- TASK TO COMPLETE
Leave out the images and repeat every entry below exactly.

--- DATA SECTION Enclosed Below ---

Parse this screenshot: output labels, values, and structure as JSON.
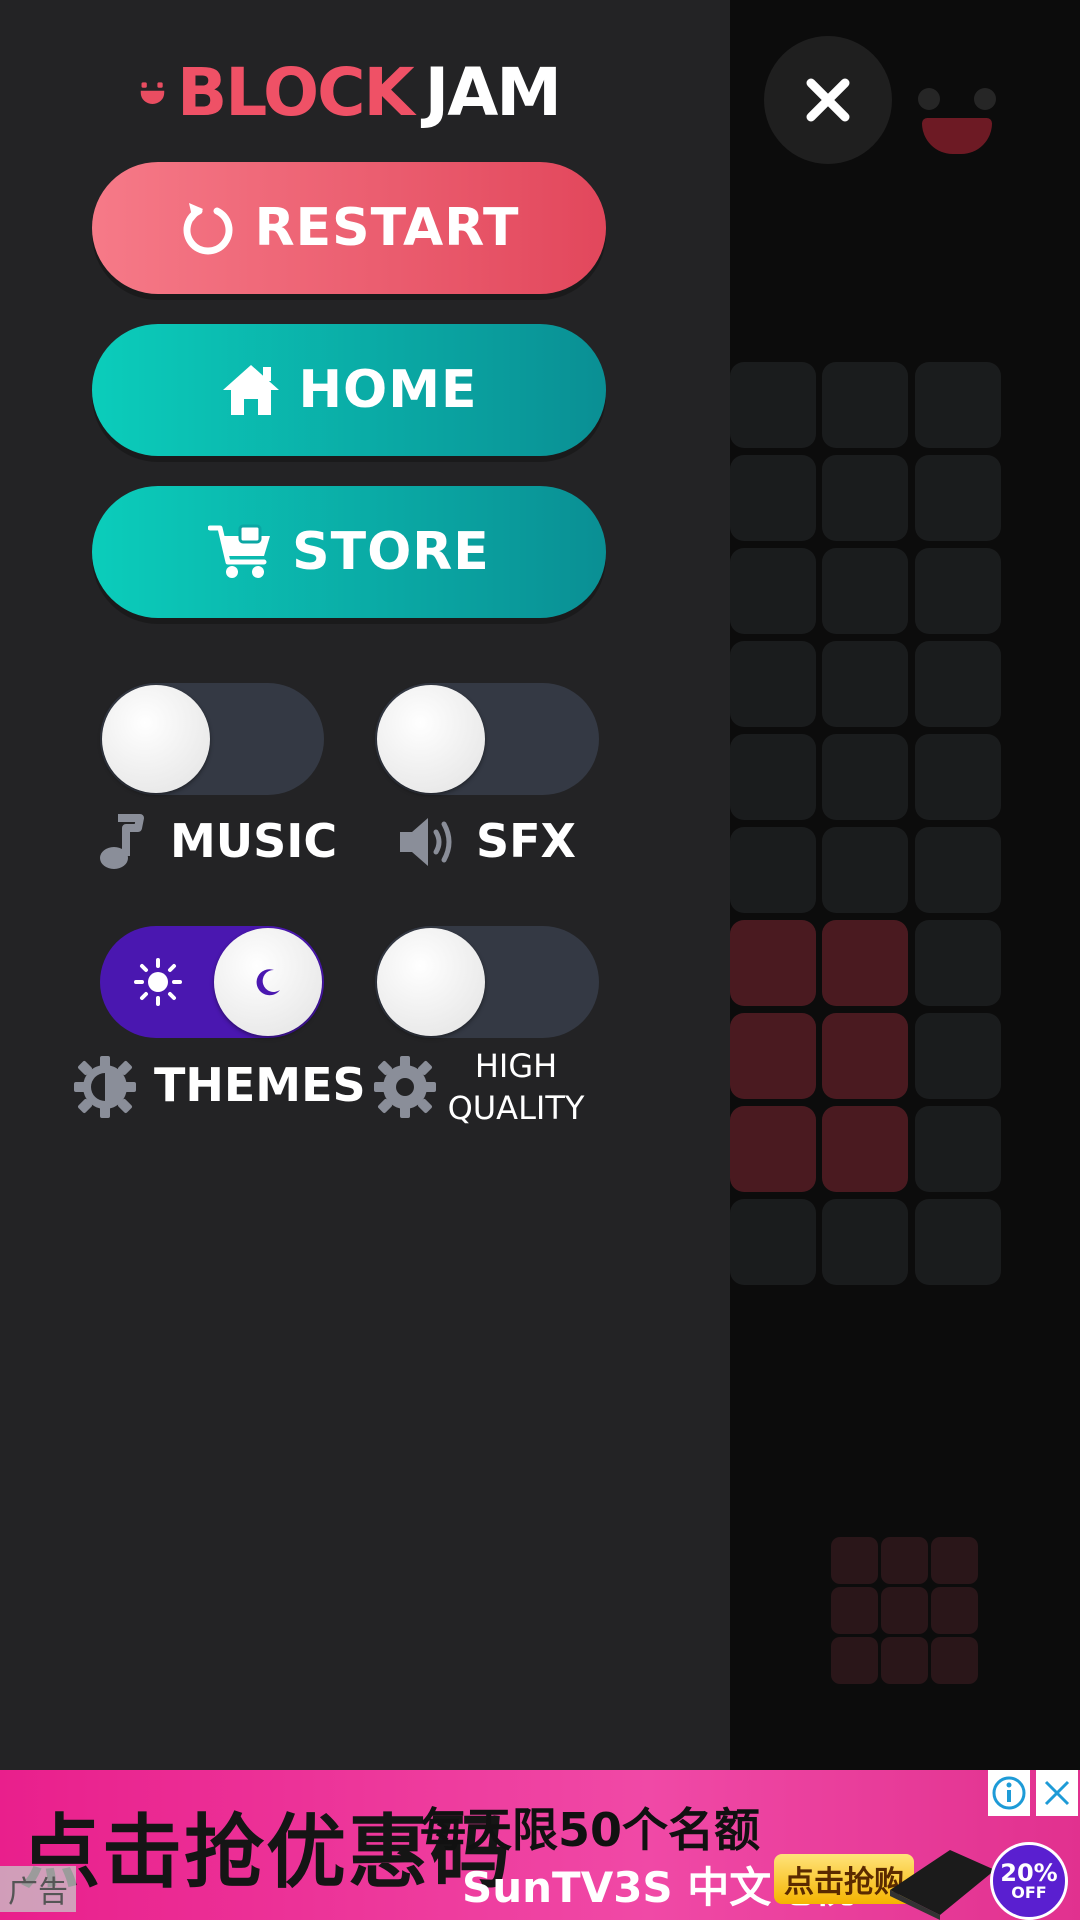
{
  "logo": {
    "part1": "BLOCK",
    "part2": "JAM"
  },
  "menu": {
    "restart_label": "RESTART",
    "home_label": "HOME",
    "store_label": "STORE"
  },
  "settings": {
    "music": {
      "label": "MUSIC",
      "on": false
    },
    "sfx": {
      "label": "SFX",
      "on": false
    },
    "themes": {
      "label": "THEMES",
      "on": true
    },
    "high_quality": {
      "label_line1": "HIGH",
      "label_line2": "QUALITY",
      "on": false
    }
  },
  "ad": {
    "headline": "点击抢优惠码",
    "line1": "每天限50个名额",
    "line2": "SunTV3S 中文电视",
    "cta": "点击抢购",
    "badge_percent": "20%",
    "badge_off": "OFF",
    "tag": "广告"
  },
  "colors": {
    "restart": "#e94d61",
    "teal": "#0bbfb5",
    "theme_on": "#4a17b0",
    "ad_bg": "#ec2e95"
  },
  "icons": {
    "restart": "restart-icon",
    "home": "home-icon",
    "store": "cart-icon",
    "music": "music-note-icon",
    "sfx": "speaker-icon",
    "themes": "theme-gear-icon",
    "quality": "gear-icon",
    "close": "close-icon"
  }
}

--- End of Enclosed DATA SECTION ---

- RESPONSE TO THE EXERCISE
Parse this screenshot: output labels, values, and structure as JSON.
{
  "logo": {
    "part1": "BLOCK",
    "part2": "JAM"
  },
  "menu": {
    "restart_label": "RESTART",
    "home_label": "HOME",
    "store_label": "STORE"
  },
  "settings": {
    "music": {
      "label": "MUSIC",
      "on": false
    },
    "sfx": {
      "label": "SFX",
      "on": false
    },
    "themes": {
      "label": "THEMES",
      "on": true
    },
    "high_quality": {
      "label_line1": "HIGH",
      "label_line2": "QUALITY",
      "on": false
    }
  },
  "ad": {
    "headline": "点击抢优惠码",
    "line1": "每天限50个名额",
    "line2": "SunTV3S 中文电视",
    "cta": "点击抢购",
    "badge_percent": "20%",
    "badge_off": "OFF",
    "tag": "广告"
  },
  "colors": {
    "restart": "#e94d61",
    "teal": "#0bbfb5",
    "theme_on": "#4a17b0",
    "ad_bg": "#ec2e95"
  },
  "icons": {
    "restart": "restart-icon",
    "home": "home-icon",
    "store": "cart-icon",
    "music": "music-note-icon",
    "sfx": "speaker-icon",
    "themes": "theme-gear-icon",
    "quality": "gear-icon",
    "close": "close-icon"
  }
}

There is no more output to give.